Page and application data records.
☆ ☆ ☆ ☆

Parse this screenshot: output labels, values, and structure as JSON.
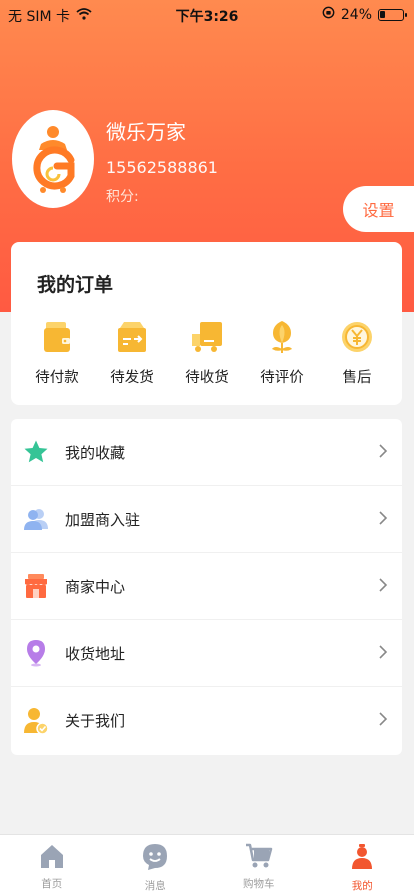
{
  "status_bar": {
    "carrier": "无 SIM 卡",
    "time": "下午3:26",
    "battery": "24%",
    "battery_level": 0.24
  },
  "profile": {
    "name": "微乐万家",
    "phone": "15562588861",
    "points_label": "积分:",
    "settings_label": "设置"
  },
  "orders": {
    "title": "我的订单",
    "items": [
      {
        "label": "待付款",
        "icon": "wallet-icon"
      },
      {
        "label": "待发货",
        "icon": "package-icon"
      },
      {
        "label": "待收货",
        "icon": "truck-icon"
      },
      {
        "label": "待评价",
        "icon": "flower-icon"
      },
      {
        "label": "售后",
        "icon": "yen-coin-icon"
      }
    ]
  },
  "menu": {
    "items": [
      {
        "label": "我的收藏",
        "icon": "star-icon"
      },
      {
        "label": "加盟商入驻",
        "icon": "users-icon"
      },
      {
        "label": "商家中心",
        "icon": "shop-icon"
      },
      {
        "label": "收货地址",
        "icon": "location-pin-icon"
      },
      {
        "label": "关于我们",
        "icon": "user-badge-icon"
      }
    ]
  },
  "tabbar": {
    "items": [
      {
        "label": "首页",
        "icon": "home-icon"
      },
      {
        "label": "消息",
        "icon": "message-icon"
      },
      {
        "label": "购物车",
        "icon": "cart-icon"
      },
      {
        "label": "我的",
        "icon": "profile-icon"
      }
    ],
    "active_index": 3
  },
  "colors": {
    "accent": "#ff6a40",
    "tab_active": "#f2562f",
    "order_icon": "#f7b733",
    "star": "#35c496",
    "users": "#8fb3f0",
    "shop": "#ff6a40",
    "location": "#b77de8",
    "about": "#f7b733"
  }
}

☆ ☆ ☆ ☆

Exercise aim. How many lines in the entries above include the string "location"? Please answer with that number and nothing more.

Result of this exercise. 2